The Federal Reserve’s decision to enter the New Year by extending and enlarging its policy of quantitative easing is another step toward “helicopter money”-that is, directly increasing the public’s cash balances by an injection of high-powered money. This could be done by dropping money from helicopters or by having the U.S. Treasury print checks while the Fed printed money. The idea is to use the printing press to stimulate the economy by directly injecting new money into the spending stream without relying on lower interest rates and the financial system.
So far the Fed has resisted the temptation to turn to helicopter money. But in entering its fourth round of quantitative easing (QE4), the Fed will buy $85 billion worth of mortgage backed securities and longer-term Treasuries per month until expected inflation reaches 2.5 percent, or unemployment falls to 6.5 percent. The Fed’s macroeconomic models predict those thresholds won’t be reached until mid-2015.

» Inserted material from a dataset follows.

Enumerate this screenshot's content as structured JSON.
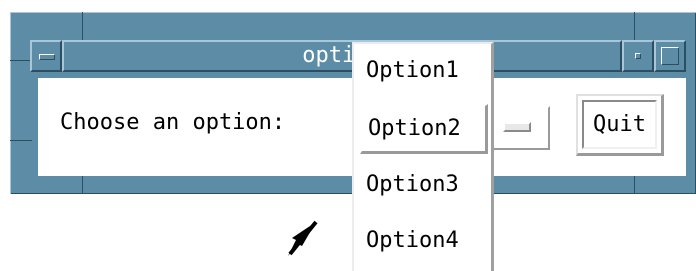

With the end of Operation Twist, the Fed has largely depleted its stock of short-term Treasuries. Under that program, the Fed bought $40 billion worth of longer-term Treasuries per month but sterilized those purchases by selling an equal amount of short-term bills. QE4 will add more than $1 trillion to base money in 2013 because none of the outright purchases of MBS ($40 billion per month) and Treasury securities ($45 billion per month) will be sterilized. Consequently, the Fed’s balance sheet will expand to more than $4 trillion by 2014 from less than $1 trillion prior to the 2008-09 financial crisis.